Work to complete: Wherever "Topic" occurs in the entries, copy the line that holds it.
Supplied information START
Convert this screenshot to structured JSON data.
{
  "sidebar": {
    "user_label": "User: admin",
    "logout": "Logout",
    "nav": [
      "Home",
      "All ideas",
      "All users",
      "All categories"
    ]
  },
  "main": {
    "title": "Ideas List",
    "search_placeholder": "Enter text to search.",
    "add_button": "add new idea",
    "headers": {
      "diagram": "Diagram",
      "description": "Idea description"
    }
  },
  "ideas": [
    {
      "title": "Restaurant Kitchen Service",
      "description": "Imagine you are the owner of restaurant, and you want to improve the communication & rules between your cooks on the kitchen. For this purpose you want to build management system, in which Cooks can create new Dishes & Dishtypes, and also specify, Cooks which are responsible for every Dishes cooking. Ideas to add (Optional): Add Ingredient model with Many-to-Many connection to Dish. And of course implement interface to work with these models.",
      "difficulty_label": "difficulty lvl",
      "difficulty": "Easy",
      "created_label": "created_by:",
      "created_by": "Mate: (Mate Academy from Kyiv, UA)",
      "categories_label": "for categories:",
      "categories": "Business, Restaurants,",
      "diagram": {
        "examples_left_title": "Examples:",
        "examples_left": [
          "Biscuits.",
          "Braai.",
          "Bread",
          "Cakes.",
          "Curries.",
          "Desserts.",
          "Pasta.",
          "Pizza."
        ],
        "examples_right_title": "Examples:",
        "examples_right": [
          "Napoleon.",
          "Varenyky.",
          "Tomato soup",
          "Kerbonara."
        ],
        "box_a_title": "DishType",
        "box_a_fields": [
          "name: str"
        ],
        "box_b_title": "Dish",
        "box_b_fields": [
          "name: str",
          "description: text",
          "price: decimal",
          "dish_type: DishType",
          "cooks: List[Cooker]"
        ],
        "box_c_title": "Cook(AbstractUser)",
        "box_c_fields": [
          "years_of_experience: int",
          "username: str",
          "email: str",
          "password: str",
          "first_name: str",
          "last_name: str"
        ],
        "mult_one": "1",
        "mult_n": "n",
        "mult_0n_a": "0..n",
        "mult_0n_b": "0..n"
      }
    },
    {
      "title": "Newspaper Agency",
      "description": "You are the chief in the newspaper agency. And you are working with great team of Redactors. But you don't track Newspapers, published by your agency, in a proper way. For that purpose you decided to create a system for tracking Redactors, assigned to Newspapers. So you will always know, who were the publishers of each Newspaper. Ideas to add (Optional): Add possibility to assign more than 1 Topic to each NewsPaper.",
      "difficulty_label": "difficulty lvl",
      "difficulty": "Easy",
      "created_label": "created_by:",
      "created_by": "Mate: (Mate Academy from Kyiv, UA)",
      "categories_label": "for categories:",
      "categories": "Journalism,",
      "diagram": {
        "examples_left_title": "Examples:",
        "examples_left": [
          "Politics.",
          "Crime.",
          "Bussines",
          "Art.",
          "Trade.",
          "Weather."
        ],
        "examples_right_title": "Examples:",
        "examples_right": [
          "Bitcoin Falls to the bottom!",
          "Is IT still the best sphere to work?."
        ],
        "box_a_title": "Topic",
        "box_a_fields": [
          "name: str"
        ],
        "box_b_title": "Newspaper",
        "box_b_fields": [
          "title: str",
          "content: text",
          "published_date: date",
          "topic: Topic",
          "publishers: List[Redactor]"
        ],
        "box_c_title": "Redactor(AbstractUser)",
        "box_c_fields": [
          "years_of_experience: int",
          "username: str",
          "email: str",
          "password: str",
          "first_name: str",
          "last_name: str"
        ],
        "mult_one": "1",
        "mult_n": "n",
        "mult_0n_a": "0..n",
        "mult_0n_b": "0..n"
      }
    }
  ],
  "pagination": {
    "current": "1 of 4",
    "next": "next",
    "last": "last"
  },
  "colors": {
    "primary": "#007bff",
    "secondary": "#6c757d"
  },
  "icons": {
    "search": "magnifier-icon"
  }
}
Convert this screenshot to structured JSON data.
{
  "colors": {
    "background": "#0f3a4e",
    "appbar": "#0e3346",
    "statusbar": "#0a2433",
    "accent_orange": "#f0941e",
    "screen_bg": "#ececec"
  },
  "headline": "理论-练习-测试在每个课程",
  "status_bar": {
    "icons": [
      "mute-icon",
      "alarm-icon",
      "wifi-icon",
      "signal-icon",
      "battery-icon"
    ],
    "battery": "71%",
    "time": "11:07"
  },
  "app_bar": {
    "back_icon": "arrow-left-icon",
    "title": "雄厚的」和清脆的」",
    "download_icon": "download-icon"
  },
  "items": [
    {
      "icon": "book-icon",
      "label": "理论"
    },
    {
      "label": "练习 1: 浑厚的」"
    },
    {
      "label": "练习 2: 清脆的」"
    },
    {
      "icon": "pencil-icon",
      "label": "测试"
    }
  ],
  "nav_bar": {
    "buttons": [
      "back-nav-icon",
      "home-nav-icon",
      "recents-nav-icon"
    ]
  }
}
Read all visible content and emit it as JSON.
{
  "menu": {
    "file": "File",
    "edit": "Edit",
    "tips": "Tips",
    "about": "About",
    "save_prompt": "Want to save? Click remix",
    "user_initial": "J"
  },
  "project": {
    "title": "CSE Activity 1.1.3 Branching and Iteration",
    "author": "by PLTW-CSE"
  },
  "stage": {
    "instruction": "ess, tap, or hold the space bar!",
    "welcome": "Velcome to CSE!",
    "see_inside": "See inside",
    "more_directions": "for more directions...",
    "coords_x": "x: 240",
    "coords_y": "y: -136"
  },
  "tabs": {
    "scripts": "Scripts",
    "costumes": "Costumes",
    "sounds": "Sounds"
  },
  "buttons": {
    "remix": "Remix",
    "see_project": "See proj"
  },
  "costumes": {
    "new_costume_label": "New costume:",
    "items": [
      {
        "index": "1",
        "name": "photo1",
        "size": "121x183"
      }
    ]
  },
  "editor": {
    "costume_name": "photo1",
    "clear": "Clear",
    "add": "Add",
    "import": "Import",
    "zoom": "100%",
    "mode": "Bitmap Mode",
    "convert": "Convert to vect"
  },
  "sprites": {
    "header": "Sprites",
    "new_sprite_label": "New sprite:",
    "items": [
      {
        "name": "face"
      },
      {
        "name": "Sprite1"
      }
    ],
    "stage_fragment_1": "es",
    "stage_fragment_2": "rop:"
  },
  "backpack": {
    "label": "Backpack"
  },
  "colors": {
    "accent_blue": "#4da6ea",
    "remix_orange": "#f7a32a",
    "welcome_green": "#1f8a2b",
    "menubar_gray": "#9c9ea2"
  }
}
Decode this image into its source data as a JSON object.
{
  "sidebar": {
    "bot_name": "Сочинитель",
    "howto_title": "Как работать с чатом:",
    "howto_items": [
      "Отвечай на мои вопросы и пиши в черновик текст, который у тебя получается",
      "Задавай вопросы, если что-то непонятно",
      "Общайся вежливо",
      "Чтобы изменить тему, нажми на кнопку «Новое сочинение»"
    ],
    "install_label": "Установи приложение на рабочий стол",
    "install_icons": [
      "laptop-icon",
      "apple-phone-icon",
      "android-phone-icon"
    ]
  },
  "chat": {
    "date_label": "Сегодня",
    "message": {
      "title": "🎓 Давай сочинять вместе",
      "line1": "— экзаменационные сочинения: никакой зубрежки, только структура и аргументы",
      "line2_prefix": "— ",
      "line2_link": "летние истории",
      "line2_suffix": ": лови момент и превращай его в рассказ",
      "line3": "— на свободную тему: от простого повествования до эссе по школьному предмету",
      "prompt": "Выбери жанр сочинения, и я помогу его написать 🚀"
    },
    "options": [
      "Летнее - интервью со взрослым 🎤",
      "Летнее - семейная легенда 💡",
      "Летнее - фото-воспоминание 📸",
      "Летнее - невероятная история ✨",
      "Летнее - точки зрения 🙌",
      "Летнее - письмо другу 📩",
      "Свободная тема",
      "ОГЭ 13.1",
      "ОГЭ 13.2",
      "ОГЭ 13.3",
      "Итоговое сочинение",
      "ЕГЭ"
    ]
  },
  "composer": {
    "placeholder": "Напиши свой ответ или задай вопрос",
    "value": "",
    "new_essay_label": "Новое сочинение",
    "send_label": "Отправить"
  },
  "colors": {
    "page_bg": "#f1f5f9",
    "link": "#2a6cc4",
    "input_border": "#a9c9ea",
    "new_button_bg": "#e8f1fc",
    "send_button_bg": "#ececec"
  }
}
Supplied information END
Output below:
      "description": "You are the chief in the newspaper agency. And you are working with great team of Redactors. But you don't track Newspapers, published by your agency, in a proper way. For that purpose you decided to create a system for tracking Redactors, assigned to Newspapers. So you will always know, who were the publishers of each Newspaper. Ideas to add (Optional): Add possibility to assign more than 1 Topic to each NewsPaper.",
        "box_a_title": "Topic",
          "topic: Topic",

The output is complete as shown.